While the nation celebrates 150 years of the Archaeological Survey of India (ASI), the mood at the Institute of Archaeology (IoA), the academic wing of ASI, seems rather downbeat.
For the 30-odd students who are driven by their passion to preserve the heritage of the nation, the celebration means nothing but to worry about their career prospects.
Despite the fact that the institute maintains the academic excellence of international standards in teaching post-graduate diploma in archaeology, the poor placement and limited scope frustrates students more than anything else.
“When it comes to jobs, we have avenues in the ASI, around 900 museums across the country and various universities as the teaching faculty. But it’s an irony that ASI runs this institute but we aren’t given any preference in jobs. Many students who have passed out from here in the last few years are jobless. Even the last recruitment done by the Staff Selection Commission is under litigation,” complains a student.
But outgoing director PBS Sengar defends the selection process and says, “Even after doing the PG diploma from (IoA), students have to compete with students from other universities who apply for jobs at the ASI. The diploma course is just desirable and not essential for the Staff Selection Commission, which runs the recruitment process.”
USP: Situated inside the historic Red Fort, it’s the only institute across Asia that provides such specialised and in-depth study and training in archeology. The institute conducts an entrance test followed by an interview to admit 15 students. The institute bears all study and accommodation costs. Apart from that, students are paid Rs 1500 as monthly stipend. Many foreign students also join the institute under various cultural exchange programmes.

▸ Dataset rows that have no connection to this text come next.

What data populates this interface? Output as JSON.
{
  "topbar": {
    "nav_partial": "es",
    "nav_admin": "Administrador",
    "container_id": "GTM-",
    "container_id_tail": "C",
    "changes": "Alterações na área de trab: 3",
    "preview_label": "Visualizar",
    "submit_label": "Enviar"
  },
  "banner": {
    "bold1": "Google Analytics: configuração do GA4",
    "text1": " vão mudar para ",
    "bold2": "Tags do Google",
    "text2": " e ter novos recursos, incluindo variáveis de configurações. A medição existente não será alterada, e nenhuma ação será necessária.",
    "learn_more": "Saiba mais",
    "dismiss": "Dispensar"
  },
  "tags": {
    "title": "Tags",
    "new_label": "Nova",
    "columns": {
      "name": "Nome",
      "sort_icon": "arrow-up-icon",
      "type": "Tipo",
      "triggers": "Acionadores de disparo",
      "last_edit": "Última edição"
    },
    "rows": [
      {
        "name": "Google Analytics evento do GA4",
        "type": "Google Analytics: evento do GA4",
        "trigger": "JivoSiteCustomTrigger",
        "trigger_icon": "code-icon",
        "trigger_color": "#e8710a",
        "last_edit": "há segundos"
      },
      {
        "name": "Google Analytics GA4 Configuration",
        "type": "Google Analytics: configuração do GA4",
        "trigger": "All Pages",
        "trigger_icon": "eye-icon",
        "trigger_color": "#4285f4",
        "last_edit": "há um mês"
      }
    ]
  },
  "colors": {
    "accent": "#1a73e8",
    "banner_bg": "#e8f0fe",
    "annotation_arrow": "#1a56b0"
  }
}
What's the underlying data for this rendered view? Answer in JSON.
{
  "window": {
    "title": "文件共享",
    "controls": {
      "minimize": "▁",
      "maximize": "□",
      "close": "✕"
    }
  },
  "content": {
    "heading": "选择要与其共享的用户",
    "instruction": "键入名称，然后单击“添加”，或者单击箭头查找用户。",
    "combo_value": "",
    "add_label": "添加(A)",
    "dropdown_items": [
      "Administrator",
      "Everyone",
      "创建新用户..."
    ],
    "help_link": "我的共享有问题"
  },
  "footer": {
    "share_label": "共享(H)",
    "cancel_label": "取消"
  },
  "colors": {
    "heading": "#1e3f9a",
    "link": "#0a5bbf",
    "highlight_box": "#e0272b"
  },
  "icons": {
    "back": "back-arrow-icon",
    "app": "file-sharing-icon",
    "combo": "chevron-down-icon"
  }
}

Faculty: Though the institute doesn’t have any permanent faculty, it invites eminent scholars from all over the world in a scheduled manner every semester to teach students.

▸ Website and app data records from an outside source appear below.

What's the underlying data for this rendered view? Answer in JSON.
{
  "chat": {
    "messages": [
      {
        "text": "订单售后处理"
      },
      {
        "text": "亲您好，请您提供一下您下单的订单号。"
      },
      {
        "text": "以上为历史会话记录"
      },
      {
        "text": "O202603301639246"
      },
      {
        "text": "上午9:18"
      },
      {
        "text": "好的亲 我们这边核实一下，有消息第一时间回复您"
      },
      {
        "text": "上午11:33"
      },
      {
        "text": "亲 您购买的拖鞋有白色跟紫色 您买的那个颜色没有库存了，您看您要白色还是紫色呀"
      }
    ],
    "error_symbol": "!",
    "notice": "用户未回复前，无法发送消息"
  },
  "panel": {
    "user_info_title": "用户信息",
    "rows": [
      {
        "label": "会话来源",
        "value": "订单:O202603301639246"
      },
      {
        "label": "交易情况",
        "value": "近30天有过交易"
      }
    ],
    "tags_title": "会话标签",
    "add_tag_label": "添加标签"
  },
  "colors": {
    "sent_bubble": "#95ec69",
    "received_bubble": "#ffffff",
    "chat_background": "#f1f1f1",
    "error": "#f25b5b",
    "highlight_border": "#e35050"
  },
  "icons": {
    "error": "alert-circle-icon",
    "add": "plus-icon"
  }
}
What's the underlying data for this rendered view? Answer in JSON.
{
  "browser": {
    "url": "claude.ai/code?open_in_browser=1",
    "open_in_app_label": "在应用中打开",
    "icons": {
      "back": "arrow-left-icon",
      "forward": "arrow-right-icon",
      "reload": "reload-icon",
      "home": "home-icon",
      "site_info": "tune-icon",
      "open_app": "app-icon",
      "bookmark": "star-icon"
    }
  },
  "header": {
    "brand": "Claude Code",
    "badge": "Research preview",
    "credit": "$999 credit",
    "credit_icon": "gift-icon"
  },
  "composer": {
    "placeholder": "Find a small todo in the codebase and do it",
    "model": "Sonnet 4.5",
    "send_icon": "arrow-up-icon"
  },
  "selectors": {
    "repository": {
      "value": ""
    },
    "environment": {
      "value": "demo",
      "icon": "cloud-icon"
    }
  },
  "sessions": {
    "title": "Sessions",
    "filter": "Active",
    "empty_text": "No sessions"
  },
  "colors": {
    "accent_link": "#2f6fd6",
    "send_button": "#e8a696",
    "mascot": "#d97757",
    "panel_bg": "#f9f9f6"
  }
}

Programmes: The institute offers a two-year diploma in archaeology, divided in to four semesters. The course contains principles and methods of archaeology, anthropology, prehistory, protohistory, art and iconography, and architecture among other subjects. Besides theory, professional workshops, explorations, excavations and study tours to various historically relevant places in the country are also conducted.
IT Quotient: The institute has a well-maintained computer lab where students are taught how to utilise the latest technology to preserve monuments and artefacts.

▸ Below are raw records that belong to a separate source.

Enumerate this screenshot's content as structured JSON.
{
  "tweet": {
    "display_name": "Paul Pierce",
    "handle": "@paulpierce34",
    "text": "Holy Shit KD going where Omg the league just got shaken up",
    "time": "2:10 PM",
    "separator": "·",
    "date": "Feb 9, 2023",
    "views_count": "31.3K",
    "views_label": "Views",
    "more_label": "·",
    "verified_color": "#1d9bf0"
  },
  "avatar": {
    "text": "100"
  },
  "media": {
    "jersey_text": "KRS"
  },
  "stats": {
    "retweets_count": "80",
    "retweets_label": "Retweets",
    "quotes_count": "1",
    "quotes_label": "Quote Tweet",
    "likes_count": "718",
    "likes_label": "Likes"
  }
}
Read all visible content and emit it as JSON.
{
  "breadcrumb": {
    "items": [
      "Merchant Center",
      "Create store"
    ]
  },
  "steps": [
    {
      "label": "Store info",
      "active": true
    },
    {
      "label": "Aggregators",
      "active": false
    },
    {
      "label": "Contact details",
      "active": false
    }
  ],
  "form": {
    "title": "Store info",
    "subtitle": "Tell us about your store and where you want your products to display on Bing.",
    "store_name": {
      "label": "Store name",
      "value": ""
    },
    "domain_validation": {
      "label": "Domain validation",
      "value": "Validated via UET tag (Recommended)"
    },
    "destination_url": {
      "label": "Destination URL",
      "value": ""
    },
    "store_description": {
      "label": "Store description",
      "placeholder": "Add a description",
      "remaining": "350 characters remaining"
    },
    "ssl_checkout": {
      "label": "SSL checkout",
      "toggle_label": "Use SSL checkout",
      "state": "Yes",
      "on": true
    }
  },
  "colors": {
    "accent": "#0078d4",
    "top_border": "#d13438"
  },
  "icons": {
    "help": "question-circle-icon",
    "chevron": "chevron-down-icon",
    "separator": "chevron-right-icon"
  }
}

Infrastructure: The institute is housed in a British-era building, which is more than 100 years old. It has spacious class rooms, separate hostels for boys and girls, and a huge library with many magazines, periodicals and books by distinguished archaeology experts.
Student Speak: “There is no doubt that this institute is one of the best for archaeology but our prospects are very bleak. The institute is run by ASI but when the latter has vacancies, we don’t get any preference. Earlier, ASI used to recruit the entire graduating batch, but now rules have been changed which has defeated the whole purpose of running the course,” said a student who didn’t wish to be named.
Started as the School of Archaeology in 1959, it ran a one-year PG diploma, which was later upgraded to a two-year course and the school renamed Institute of Archaeology in 1985
“I wish we would get proper placement after comp-leting the course. All 15 of us deserve to be recruited by the ASI,” says Prabhas, a second-year studen